> _About this exercise_: Determine how many lines in the material hold the string "using", then reply with that number only.

> _Records for the task_:
════════════════

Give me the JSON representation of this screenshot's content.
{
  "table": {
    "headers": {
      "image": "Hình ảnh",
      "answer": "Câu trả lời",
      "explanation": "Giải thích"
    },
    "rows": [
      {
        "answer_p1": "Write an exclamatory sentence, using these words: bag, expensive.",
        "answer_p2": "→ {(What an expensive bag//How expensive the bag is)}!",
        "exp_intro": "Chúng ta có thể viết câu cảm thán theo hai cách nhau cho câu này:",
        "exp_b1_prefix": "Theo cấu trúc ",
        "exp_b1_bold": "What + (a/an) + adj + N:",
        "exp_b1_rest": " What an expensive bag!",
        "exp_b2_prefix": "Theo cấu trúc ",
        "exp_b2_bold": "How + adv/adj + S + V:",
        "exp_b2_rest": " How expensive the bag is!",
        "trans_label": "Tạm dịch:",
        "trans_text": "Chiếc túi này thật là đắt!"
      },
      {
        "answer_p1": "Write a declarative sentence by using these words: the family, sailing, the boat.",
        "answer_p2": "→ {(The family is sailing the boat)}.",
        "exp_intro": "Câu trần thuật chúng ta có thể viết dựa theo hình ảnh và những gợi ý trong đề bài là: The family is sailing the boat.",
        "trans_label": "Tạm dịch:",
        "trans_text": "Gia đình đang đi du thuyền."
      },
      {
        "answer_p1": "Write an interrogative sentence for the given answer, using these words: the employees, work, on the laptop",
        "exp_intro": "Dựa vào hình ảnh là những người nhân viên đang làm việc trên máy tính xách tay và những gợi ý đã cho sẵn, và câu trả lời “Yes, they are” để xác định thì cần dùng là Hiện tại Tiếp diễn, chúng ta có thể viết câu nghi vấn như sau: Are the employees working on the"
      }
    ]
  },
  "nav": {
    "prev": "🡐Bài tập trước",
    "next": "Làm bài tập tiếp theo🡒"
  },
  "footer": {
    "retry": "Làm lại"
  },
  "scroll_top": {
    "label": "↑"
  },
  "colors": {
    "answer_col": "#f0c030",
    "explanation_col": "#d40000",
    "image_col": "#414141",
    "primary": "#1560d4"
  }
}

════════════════

> _Output for this exercise_: 3